The garbage bins are open in MG road and its neighbouring roads. Things turn worse when skies open.
Pedestrians on M.G. Road and its adjacent roads have to deal with an unpleasant situation: The few garbage bins overflow as they are open.
Savita Bhatt, who resides near M.G. Road, informed The Observer: “When the garbage overflows, it gets messy. Sometimes, BBMP doesn’t collect it for two or three days. But plastic bins are better as they can store more garbage than the small steel ones. People don’t put garbage properly, creating a mess on roads.”
Anita Jacob, a pedestrian, said: “I am happy to see the implementation of these bins. But as they are open, people dump garbage carelessly and it falls down, creating a mess on the footpath.”
Thousands of people walk on M.G. Road, Church Street and other neighbouring roads every day; crowds increase on weekends.

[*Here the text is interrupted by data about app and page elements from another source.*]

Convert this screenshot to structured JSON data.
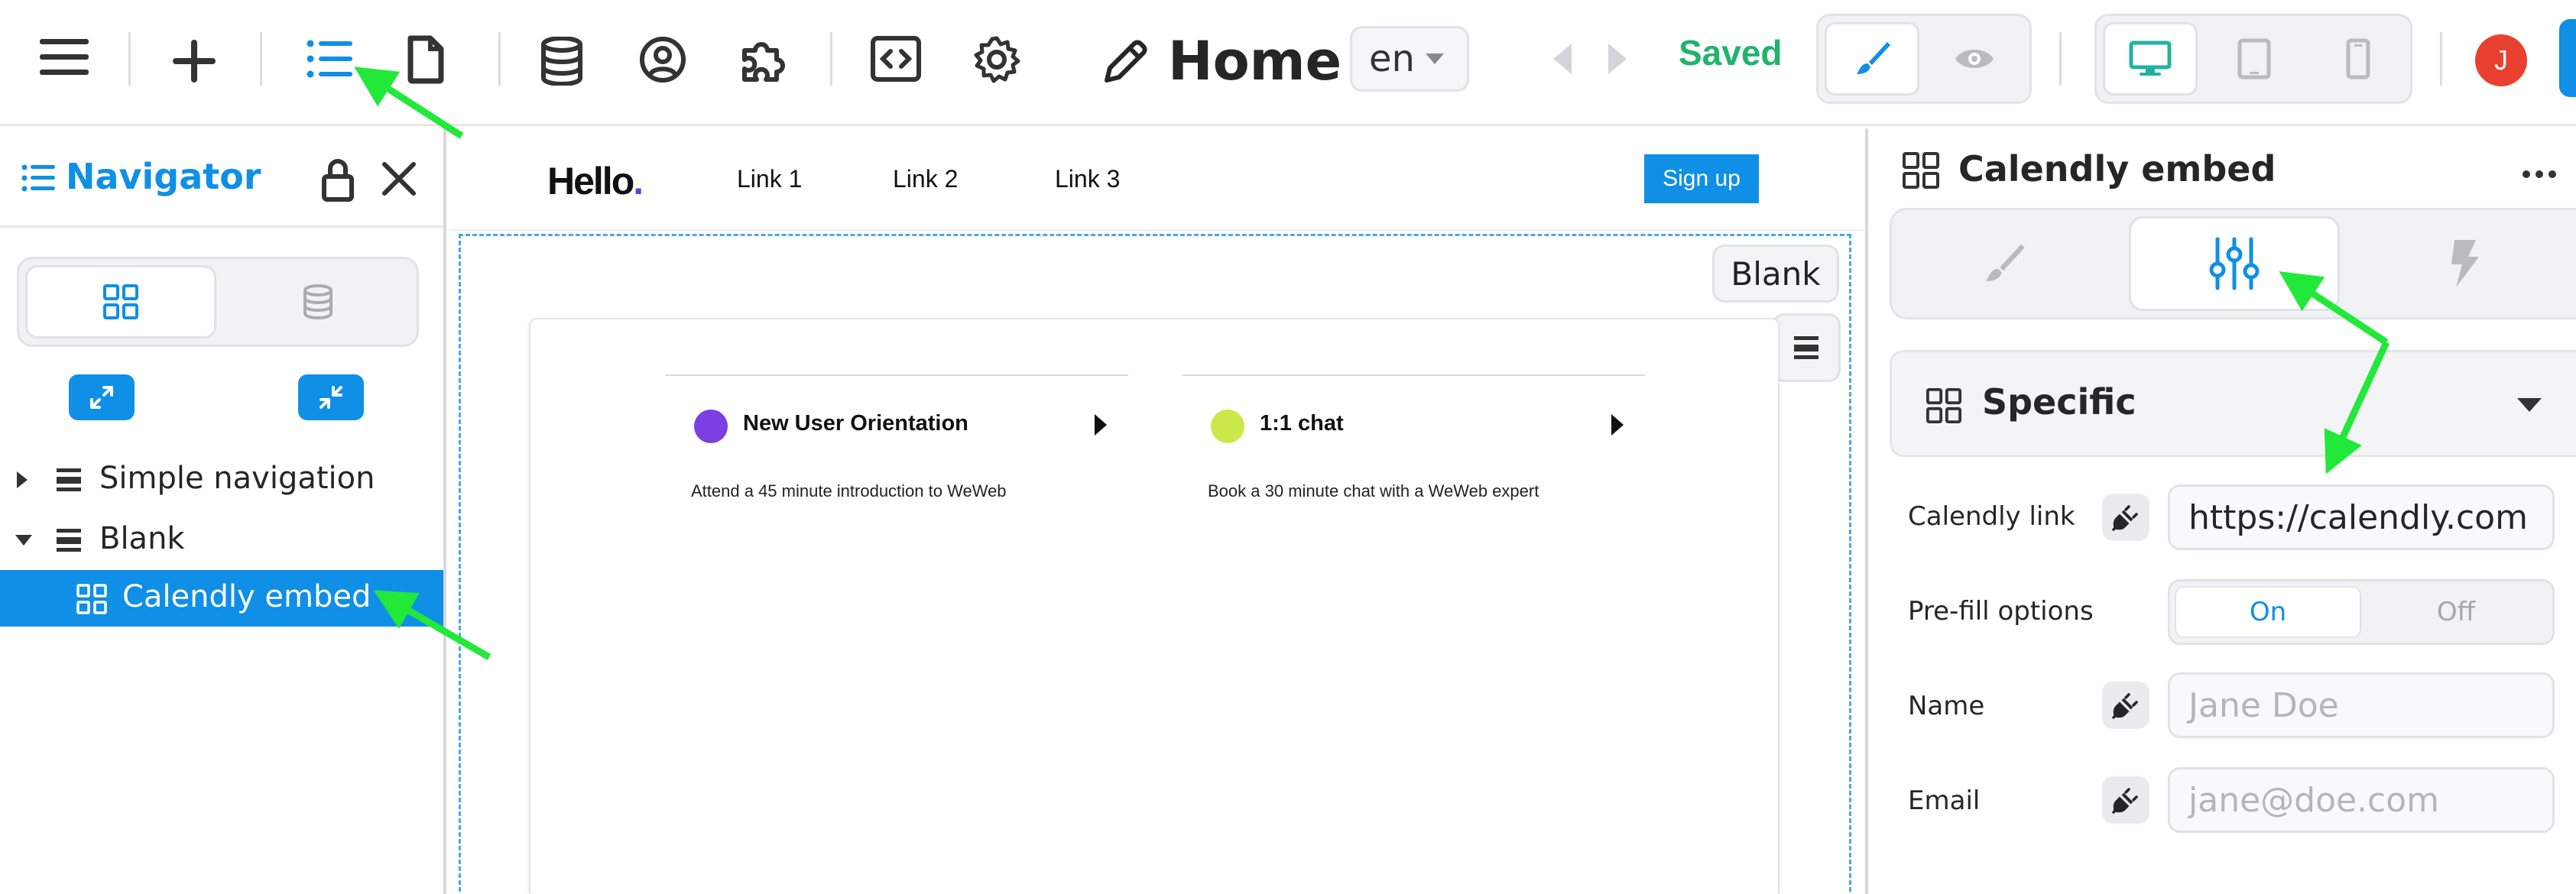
{
  "topbar": {
    "page_title": "Home",
    "language": "en",
    "status": "Saved",
    "avatar_initial": "J"
  },
  "navigator": {
    "title": "Navigator",
    "tree": [
      {
        "label": "Simple navigation",
        "expanded": false,
        "selected": false
      },
      {
        "label": "Blank",
        "expanded": true,
        "selected": false
      },
      {
        "label": "Calendly embed",
        "selected": true
      }
    ]
  },
  "site": {
    "logo": "Hello",
    "logo_dot": ".",
    "links": [
      "Link 1",
      "Link 2",
      "Link 3"
    ],
    "signup": "Sign up",
    "section_label": "Blank",
    "events": [
      {
        "name": "New User Orientation",
        "description": "Attend a 45 minute introduction to WeWeb",
        "color": "#7b3fe4"
      },
      {
        "name": "1:1 chat",
        "description": "Book a 30 minute chat with a WeWeb expert",
        "color": "#cbe84a"
      }
    ]
  },
  "panel": {
    "title": "Calendly embed",
    "section_title": "Specific",
    "properties": {
      "calendly_link_label": "Calendly link",
      "calendly_link_value": "https://calendly.com",
      "prefill_label": "Pre-fill options",
      "prefill_on": "On",
      "prefill_off": "Off",
      "name_label": "Name",
      "name_placeholder": "Jane Doe",
      "email_label": "Email",
      "email_placeholder": "jane@doe.com"
    }
  },
  "colors": {
    "accent": "#0f8fe6",
    "saved": "#21b36d",
    "annotation_arrow": "#22e83a",
    "avatar": "#e8412f"
  }
}
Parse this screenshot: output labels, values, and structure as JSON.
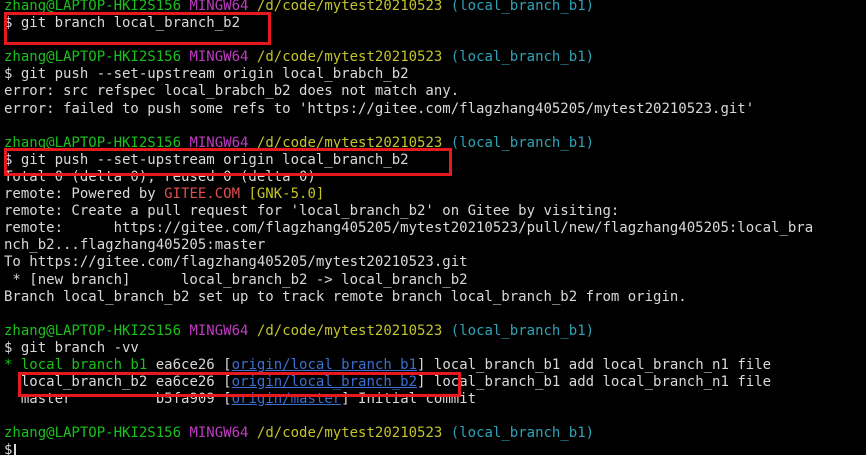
{
  "colors": {
    "background": "#000000",
    "user_host": "#19c21a",
    "shell_name": "#c13ac3",
    "path": "#c4c42a",
    "branch": "#2ea3b7",
    "text": "#d9d9d9",
    "highlight_box": "#e8191c"
  },
  "prompt": {
    "user_host": "zhang@LAPTOP-HKI2S156",
    "shell": "MINGW64",
    "path": "/d/code/mytest20210523",
    "branch_b1": "(local_branch_b1)"
  },
  "lines": {
    "cmd1": "$ git branch local_branch_b2",
    "cmd2": "$ git push --set-upstream origin local_brabch_b2",
    "err1": "error: src refspec local_brabch_b2 does not match any.",
    "err2": "error: failed to push some refs to 'https://gitee.com/flagzhang405205/mytest20210523.git'",
    "cmd3": "$ git push --set-upstream origin local_branch_b2",
    "total": "Total 0 (delta 0), reused 0 (delta 0)",
    "remote1_prefix": "remote: Powered by ",
    "remote1_gitee": "GITEE.COM",
    "remote1_space": " ",
    "remote1_gnk": "[GNK-5.0]",
    "remote2": "remote: Create a pull request for 'local_branch_b2' on Gitee by visiting:",
    "remote3": "remote:      https://gitee.com/flagzhang405205/mytest20210523/pull/new/flagzhang405205:local_bra",
    "remote3_wrap": "nch_b2...flagzhang405205:master",
    "to": "To https://gitee.com/flagzhang405205/mytest20210523.git",
    "newbranch": " * [new branch]      local_branch_b2 -> local_branch_b2",
    "branch_setup": "Branch local_branch_b2 set up to track remote branch local_branch_b2 from origin.",
    "cmd4": "$ git branch -vv",
    "cmd5": "$"
  },
  "branches": [
    {
      "marker": "* ",
      "name": "local_branch_b1",
      "pad": " ",
      "hash": "ea6ce26",
      "upstream": "origin/local_branch_b1",
      "message": "local_branch_b1 add local_branch_n1 file"
    },
    {
      "marker": "  ",
      "name": "local_branch_b2",
      "pad": " ",
      "hash": "ea6ce26",
      "upstream": "origin/local_branch_b2",
      "message": "local_branch_b1 add local_branch_n1 file"
    },
    {
      "marker": "  ",
      "name": "master",
      "pad": "          ",
      "hash": "b5fa909",
      "upstream": "origin/master",
      "message": "Initial commit"
    }
  ]
}
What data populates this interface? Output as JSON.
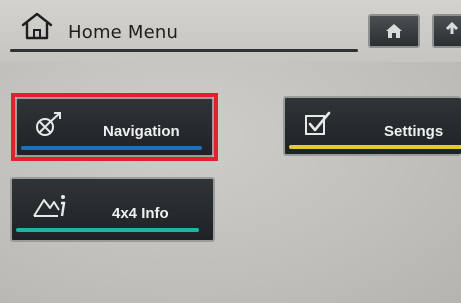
{
  "header": {
    "title": "Home Menu",
    "home_button": "home-icon",
    "back_button": "back-icon"
  },
  "tiles": {
    "navigation": {
      "label": "Navigation",
      "accent": "#1f6fc0",
      "icon": "navigation-icon",
      "selected": true
    },
    "settings": {
      "label": "Settings",
      "accent": "#e3c83a",
      "icon": "checkbox-icon"
    },
    "info4x4": {
      "label": "4x4 Info",
      "accent": "#1fb5a5",
      "icon": "mountain-info-icon"
    }
  },
  "colors": {
    "selection": "#e0222c",
    "tile_bg": "#24292b"
  }
}
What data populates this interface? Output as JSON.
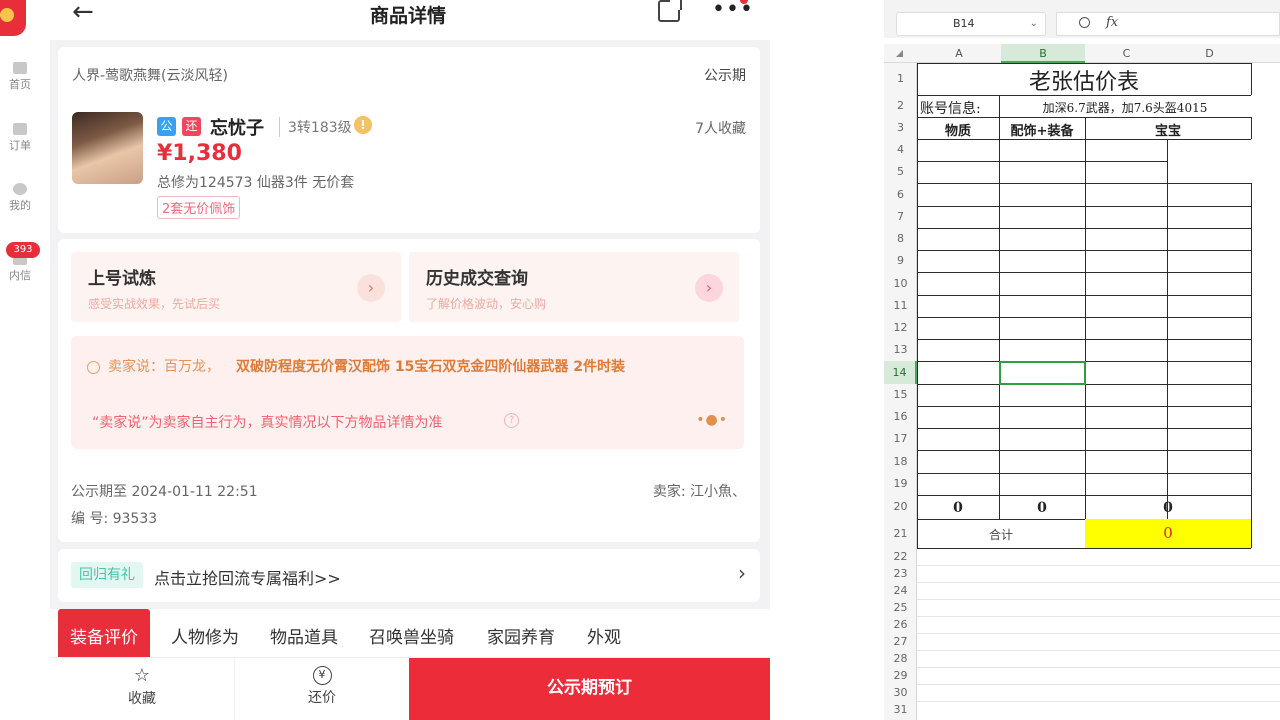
{
  "sidebar": {
    "items": [
      {
        "label": "首页"
      },
      {
        "label": "订单"
      },
      {
        "label": "我的"
      },
      {
        "label": "内信"
      }
    ],
    "badge": "393"
  },
  "header": {
    "back_icon": "←",
    "title": "商品详情",
    "more_icon": "•••"
  },
  "product": {
    "server": "人界-莺歌燕舞(云淡风轻)",
    "period_label": "公示期",
    "tag1": "公",
    "tag2": "还",
    "name": "忘忧子",
    "level": "3转183级",
    "warn_icon": "!",
    "favorites": "7人收藏",
    "price": "¥1,380",
    "attrs": "总修为124573  仙器3件  无价套",
    "pill": "2套无价佩饰"
  },
  "tiles": [
    {
      "title": "上号试炼",
      "sub": "感受实战效果，先试后买",
      "arrow": "›"
    },
    {
      "title": "历史成交查询",
      "sub": "了解价格波动，安心购",
      "arrow": "›"
    }
  ],
  "seller_says": {
    "prefix": "卖家说：百万龙，",
    "highlight": "双破防程度无价霄汉配饰 15宝石双克金四阶仙器武器 2件时装",
    "disclaimer": "“卖家说”为卖家自主行为，真实情况以下方物品详情为准",
    "q_icon": "?",
    "dots": "•●•"
  },
  "meta": {
    "until": "公示期至 2024-01-11 22:51",
    "seller": "卖家: 江小魚、",
    "number": "编 号: 93533"
  },
  "promo": {
    "tag": "回归有礼",
    "text": "点击立抢回流专属福利>>",
    "chevron": "›"
  },
  "tabs": [
    "装备评价",
    "人物修为",
    "物品道具",
    "召唤兽坐骑",
    "家园养育",
    "外观"
  ],
  "bottom": {
    "fav_icon": "☆",
    "fav_label": "收藏",
    "bargain_icon": "¥",
    "bargain_label": "还价",
    "buy_label": "公示期预订"
  },
  "sheet": {
    "cell_ref": "B14",
    "dropdown_icon": "⌄",
    "fx_label": "fx",
    "columns": [
      "A",
      "B",
      "C",
      "D"
    ],
    "selected_column": "B",
    "rows": [
      "1",
      "2",
      "3",
      "4",
      "5",
      "6",
      "7",
      "8",
      "9",
      "10",
      "11",
      "12",
      "13",
      "14",
      "15",
      "16",
      "17",
      "18",
      "19",
      "20",
      "21",
      "22",
      "23",
      "24",
      "25",
      "26",
      "27",
      "28",
      "29",
      "30",
      "31"
    ],
    "selected_row": "14",
    "title": "老张估价表",
    "account_label": "账号信息:",
    "account_value": "加深6.7武器，加7.6头盔4015",
    "headers": [
      "物质",
      "配饰+装备",
      "宝宝"
    ],
    "row20": [
      "0",
      "0",
      "0"
    ],
    "total_label": "合计",
    "total_value": "0",
    "highlight_color": "#ffff00",
    "total_text_color": "#e02020"
  }
}
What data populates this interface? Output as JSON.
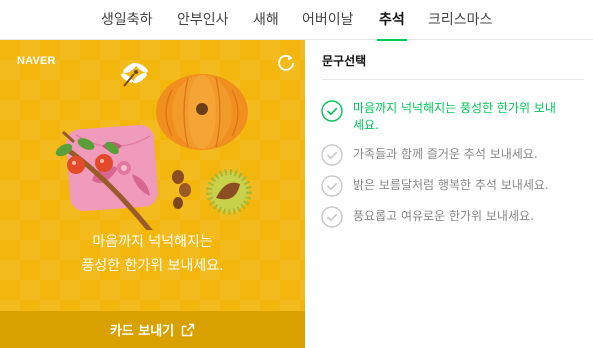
{
  "tabs": [
    {
      "label": "생일축하",
      "active": false
    },
    {
      "label": "안부인사",
      "active": false
    },
    {
      "label": "새해",
      "active": false
    },
    {
      "label": "어버이날",
      "active": false
    },
    {
      "label": "추석",
      "active": true
    },
    {
      "label": "크리스마스",
      "active": false
    }
  ],
  "card": {
    "brand": "NAVER",
    "message_line1": "마음까지 넉넉해지는",
    "message_line2": "풍성한 한가위 보내세요.",
    "send_label": "카드 보내기",
    "background_color": "#f2b60c"
  },
  "phrases": {
    "title": "문구선택",
    "options": [
      {
        "text": "마음까지 넉넉해지는 풍성한 한가위 보내세요.",
        "selected": true
      },
      {
        "text": "가족들과 함께 즐거운 추석 보내세요.",
        "selected": false
      },
      {
        "text": "밝은 보름달처럼 행복한 추석 보내세요.",
        "selected": false
      },
      {
        "text": "풍요롭고 여유로운 한가위 보내세요.",
        "selected": false
      }
    ]
  },
  "colors": {
    "accent": "#03c75a",
    "muted": "#888888",
    "send_bar": "#d8a100"
  }
}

The Observer found that these dustbins are mostly open. Bins with lids are only in front of apartments. Some of the open dustbins were broken on the top. When the bins fill up, residents pack waste in black plastic bags and place them in front of the bins, taking up space of the footpath. Street vendors occupy much of the footpath, leaving little space for people to walk.
When it rains, water mixes with garbage, creating a foul scene.
Maihtreyi Bulgannawar, who was walking on Church Street, said: “The most irritating thing about these open dustbins is the stinking smell that comes out of them.”
M Lokesh, superintending engineer, solid waste management, BBMP, said the plastic bins were installed in March 2018. “We installed dustbins with the lids, but they were stolen. We don’t know how. But, yes, we plan to replace those broken and open dustbins with bins that have lids.”
Umashankar Arun, an environmentalist said: “These dustbins were installed by BBMP for temporary purposes. If we do not educate society, segregation of waste will not be done properly. Both the government and citizens should take the initiative to keep surroundings clean. The waste that is being generated by shops should be dumped in their bins.”
“People smoke, drink, eat and throw the waste material outside the bins; they don’t even notice the bins. They have the audacity to throw it on streets despite knowing it is hazardous,” he added.
BBMP’s solid waste management rules prescribe penalties for offenders clearly states that:
“Failure to comply with any lawful directions issued by the commissioner to ensure cleanliness and hygiene of road, bus station, railway station, street, playground, park and other premises of public utility – Rs 100/ for first time, Rs.200 for second and subsequent offences. Irregular deposit of rubbish or filth or any solid waste – Rs 100 for first time, Rs 200 for second and subsequent offences. Allowing filth to flow in streets – Rs 100 for first time, Rs 200 for second and subsequent offences.”